▶ [Activity]: Scan the material below for "title", then return each line that contains it.

▶ [Data under study]:
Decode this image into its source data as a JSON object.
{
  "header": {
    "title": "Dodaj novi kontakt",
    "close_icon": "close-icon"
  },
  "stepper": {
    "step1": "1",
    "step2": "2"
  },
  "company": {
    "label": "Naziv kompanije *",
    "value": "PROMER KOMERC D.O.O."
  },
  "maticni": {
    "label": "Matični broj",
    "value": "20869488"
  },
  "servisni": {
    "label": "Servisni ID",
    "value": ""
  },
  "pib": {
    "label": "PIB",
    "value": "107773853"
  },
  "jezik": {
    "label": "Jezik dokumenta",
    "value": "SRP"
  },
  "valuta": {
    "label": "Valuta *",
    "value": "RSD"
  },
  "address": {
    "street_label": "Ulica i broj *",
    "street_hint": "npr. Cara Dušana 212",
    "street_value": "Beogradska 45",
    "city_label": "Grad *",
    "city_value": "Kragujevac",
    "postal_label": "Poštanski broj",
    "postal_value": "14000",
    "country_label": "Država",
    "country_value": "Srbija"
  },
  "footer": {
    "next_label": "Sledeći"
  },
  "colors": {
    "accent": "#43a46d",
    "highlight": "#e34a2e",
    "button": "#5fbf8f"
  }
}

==

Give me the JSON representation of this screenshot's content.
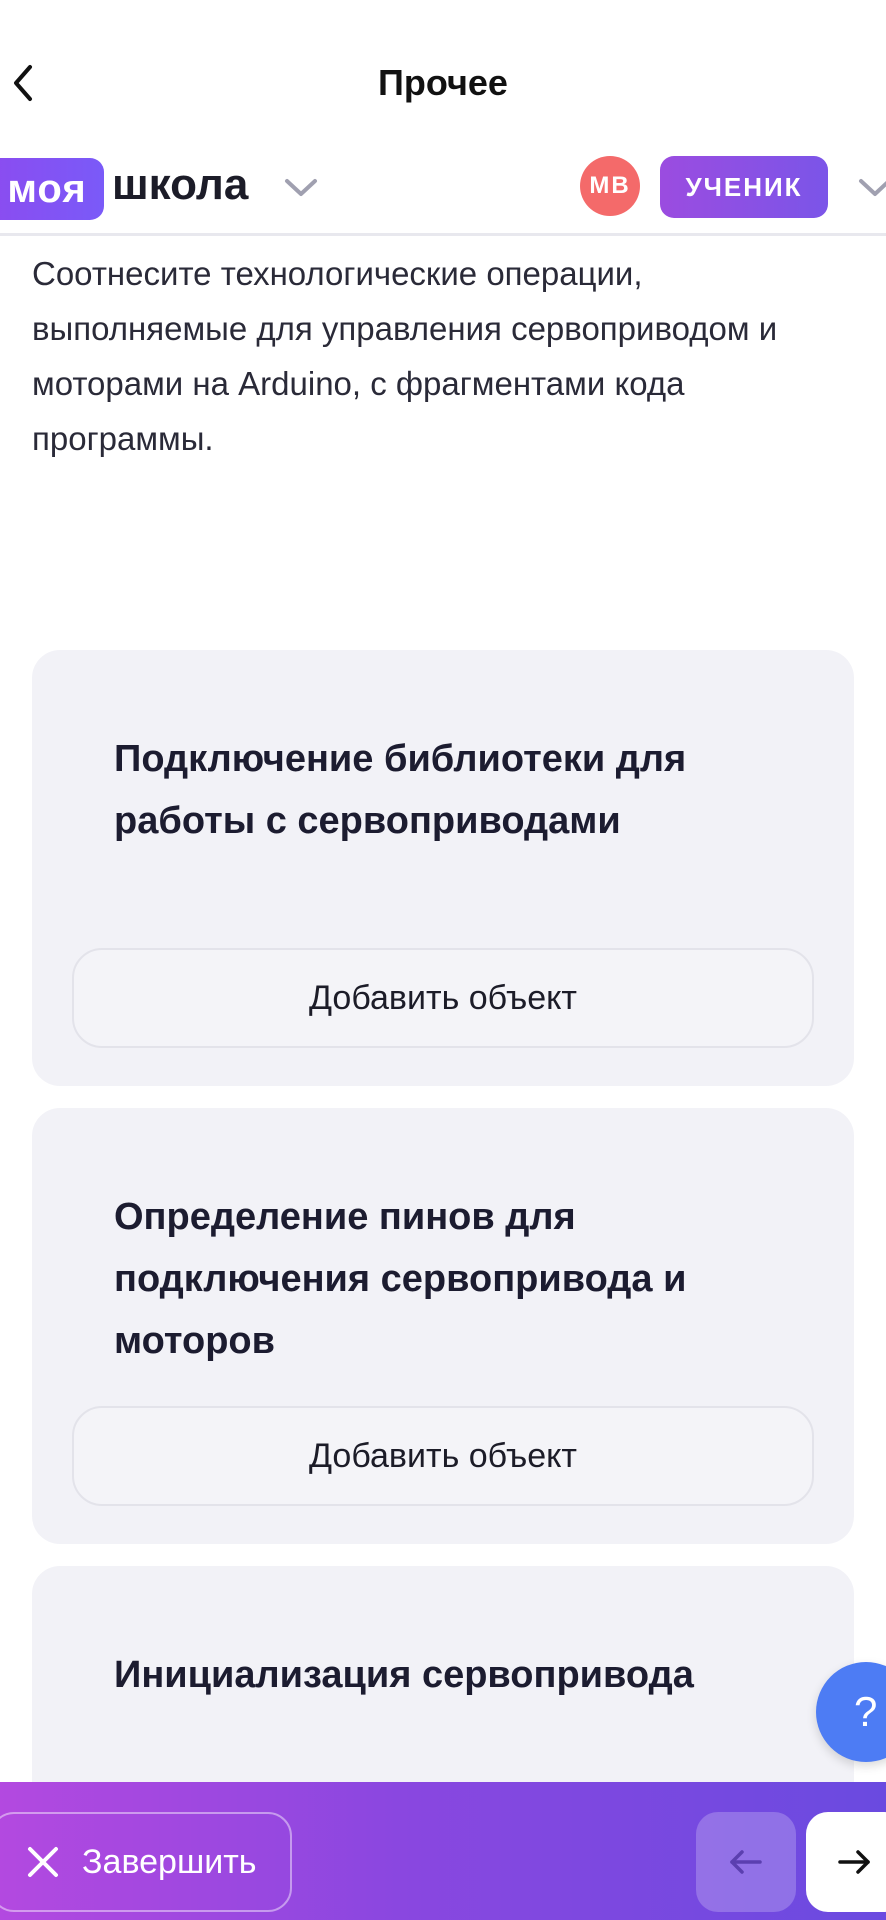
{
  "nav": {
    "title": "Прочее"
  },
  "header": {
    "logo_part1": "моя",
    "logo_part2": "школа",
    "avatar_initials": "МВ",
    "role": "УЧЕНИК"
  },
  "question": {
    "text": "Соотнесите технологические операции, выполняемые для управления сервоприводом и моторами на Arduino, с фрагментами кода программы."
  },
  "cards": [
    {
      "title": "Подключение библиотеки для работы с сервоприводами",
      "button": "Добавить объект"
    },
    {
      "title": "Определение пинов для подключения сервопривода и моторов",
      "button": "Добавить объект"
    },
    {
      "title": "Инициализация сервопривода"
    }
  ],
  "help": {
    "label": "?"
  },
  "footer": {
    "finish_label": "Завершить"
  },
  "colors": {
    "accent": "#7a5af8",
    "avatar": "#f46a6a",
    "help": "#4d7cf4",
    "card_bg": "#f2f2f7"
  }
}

▶ [Answer box]:
    "title": "Dodaj novi kontakt",
    "title": "Прочее"
      "title": "Подключение библиотеки для работы с сервоприводами",
      "title": "Определение пинов для подключения сервопривода и моторов",
      "title": "Инициализация сервопривода"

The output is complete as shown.